I've always had a deep liking for the science fiction and fantasy genres. Recently, a colleague of mine once questioned how it was that I was a devoted Catholic but loved science fiction. In his mind, those two things were contradictory. So here is why I think the science fiction genre is important for Christians.
Dystopia is a type of science fiction where the author depicts a future world where the government is set up to make everything "perfect," but is actually horribly repressive. The dystopias like "1984," "Brave New World" and "Fahrenheit 451" all show us a world that takes the ideas we prize to an extreme to show where they go wrong.
"1984" is George Orwell's harrowing view of the Cold War sacrifices and ideologies, which shows us a world of informants, where children are turned against their parents, and where sacrifices for the perpetual war rationalize all suffering. The "Thought-Police" arrest and torture people who question is established order and political parties. And the politicians seek to limit the use of language in order to limit thought.
In "Brave New World" Aldous Huxley gives the most scarily accurate portrayal of a "perfect" future world. Every person is a commodity, their are no families, only casual sex, all babies are made and raised communally, there is no education outside of class conditioning, people only learn how to do their jobs, happiness is maintained by "feelies" or movies that have sensory effects, people are separated by class and designed to have a specific intelligence that makes them accept and enjoy the job they have without question.
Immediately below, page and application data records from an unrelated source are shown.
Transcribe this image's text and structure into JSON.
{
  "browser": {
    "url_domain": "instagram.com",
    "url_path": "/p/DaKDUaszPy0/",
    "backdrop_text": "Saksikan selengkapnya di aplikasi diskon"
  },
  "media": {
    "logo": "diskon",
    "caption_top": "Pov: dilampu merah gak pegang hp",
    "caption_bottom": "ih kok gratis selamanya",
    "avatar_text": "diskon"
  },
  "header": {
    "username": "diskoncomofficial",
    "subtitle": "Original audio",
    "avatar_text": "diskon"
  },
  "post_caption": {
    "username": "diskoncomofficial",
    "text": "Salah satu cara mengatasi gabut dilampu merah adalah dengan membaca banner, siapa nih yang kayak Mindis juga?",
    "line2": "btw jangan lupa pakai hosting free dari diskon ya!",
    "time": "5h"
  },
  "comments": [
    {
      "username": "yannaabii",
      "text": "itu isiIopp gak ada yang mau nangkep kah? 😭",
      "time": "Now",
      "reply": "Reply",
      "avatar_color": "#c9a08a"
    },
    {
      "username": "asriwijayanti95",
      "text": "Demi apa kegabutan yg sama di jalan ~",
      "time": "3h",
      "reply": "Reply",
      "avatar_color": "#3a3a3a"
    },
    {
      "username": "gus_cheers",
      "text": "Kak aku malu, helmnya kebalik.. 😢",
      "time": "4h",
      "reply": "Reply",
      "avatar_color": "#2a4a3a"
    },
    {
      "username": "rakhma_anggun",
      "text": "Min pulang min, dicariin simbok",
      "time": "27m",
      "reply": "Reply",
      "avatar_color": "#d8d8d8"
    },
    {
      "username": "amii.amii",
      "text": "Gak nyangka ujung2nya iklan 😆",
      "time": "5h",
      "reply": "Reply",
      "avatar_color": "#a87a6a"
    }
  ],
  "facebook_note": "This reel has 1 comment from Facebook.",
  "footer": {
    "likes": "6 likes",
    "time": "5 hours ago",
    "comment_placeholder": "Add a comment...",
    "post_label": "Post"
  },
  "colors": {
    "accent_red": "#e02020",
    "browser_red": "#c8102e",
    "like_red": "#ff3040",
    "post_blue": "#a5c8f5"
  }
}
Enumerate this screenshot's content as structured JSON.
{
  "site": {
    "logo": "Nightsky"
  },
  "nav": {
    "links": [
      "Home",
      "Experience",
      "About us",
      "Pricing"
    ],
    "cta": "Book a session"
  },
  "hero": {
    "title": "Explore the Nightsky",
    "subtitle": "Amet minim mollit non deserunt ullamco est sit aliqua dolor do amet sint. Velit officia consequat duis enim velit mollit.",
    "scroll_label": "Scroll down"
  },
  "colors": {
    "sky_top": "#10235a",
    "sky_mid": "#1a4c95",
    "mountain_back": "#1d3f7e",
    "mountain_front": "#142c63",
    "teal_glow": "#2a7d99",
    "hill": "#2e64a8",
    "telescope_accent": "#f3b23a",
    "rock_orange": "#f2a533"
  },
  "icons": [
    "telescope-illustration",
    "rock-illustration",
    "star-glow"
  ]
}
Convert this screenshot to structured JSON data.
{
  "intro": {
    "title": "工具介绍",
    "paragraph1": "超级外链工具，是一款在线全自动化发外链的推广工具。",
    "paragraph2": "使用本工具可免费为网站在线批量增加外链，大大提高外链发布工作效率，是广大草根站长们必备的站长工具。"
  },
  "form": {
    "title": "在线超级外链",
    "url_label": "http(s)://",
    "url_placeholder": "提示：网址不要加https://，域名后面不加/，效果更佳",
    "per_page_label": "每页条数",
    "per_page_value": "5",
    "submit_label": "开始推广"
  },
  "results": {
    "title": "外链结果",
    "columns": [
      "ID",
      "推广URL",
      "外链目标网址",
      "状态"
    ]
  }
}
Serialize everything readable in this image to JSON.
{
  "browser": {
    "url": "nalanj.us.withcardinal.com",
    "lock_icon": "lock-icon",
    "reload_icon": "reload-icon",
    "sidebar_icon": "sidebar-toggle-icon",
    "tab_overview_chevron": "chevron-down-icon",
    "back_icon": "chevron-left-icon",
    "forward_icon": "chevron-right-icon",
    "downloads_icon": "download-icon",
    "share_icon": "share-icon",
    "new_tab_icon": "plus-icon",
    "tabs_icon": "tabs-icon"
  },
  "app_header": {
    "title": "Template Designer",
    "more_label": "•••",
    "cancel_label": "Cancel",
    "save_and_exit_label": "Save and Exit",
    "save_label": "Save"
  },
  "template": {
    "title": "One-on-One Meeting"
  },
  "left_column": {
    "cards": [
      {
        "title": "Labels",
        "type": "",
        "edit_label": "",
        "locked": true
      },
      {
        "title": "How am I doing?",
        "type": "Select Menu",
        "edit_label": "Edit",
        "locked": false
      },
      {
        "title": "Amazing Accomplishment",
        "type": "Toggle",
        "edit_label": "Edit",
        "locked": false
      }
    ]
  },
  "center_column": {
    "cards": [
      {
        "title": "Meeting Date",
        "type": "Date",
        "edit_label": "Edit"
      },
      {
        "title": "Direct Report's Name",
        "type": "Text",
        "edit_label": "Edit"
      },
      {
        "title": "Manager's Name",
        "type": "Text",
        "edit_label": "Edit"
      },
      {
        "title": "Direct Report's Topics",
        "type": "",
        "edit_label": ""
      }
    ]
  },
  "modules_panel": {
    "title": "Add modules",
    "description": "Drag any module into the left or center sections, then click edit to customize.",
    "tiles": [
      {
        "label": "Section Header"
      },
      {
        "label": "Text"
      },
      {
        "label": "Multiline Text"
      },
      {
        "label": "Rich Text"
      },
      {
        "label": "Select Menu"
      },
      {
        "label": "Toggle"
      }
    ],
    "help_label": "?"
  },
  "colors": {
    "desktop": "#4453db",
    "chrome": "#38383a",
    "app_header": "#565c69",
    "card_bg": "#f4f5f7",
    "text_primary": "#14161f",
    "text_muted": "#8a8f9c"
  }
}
Lastly, when anything gets unpleasant, just take "soma," a nice, little hallucinogen that will take care of everything.
And briefly, "Fahrenheit 451" paints a world where 3-D TVs take the place of families, all relationships are superficial, and books are burned because they would make us think and question the type of "happiness" we have where people waste away in front of the TV by day and take too many pain-killers at night. [These are a scant few of the landmark science fiction classics that are more a thought-experiment about societal order than about aliens]
Although "Brave New World" is only one to deal with religion specifically, all the dystopias show us a world without religion, where man is the measure of everything and man-made happiness has come to supplant true happiness. Moral frameworks are out of the picture, and everything is decided by the governing body.
One of the main themes is lack of education. People only know enough to do their jobs and are not encouraged to think or consider the nature of their lives or what their lives should be like.
These are important questions for Christians to think about since we are called to be pilgrims in this world; we have to consider the present order and whether it is good or not. We have to think about how we are called to live our lives, what type of relationships we are supposed to have and how we are to treat people.
Dystopias invite us to consider the prevailing ideas of our culture and where they are headed if taken to their logical extreme. They allow us to look critically at ourselves and what our role should be as leaven in the dough.
What type of world should we live as an example of?Do you think that science fiction and Christianity are opposing forces? What is the role of questioning and philosophy in our society, what types of assumptions have we accepted without realizing it? Are those good or not? Do you have a favorite genre of books?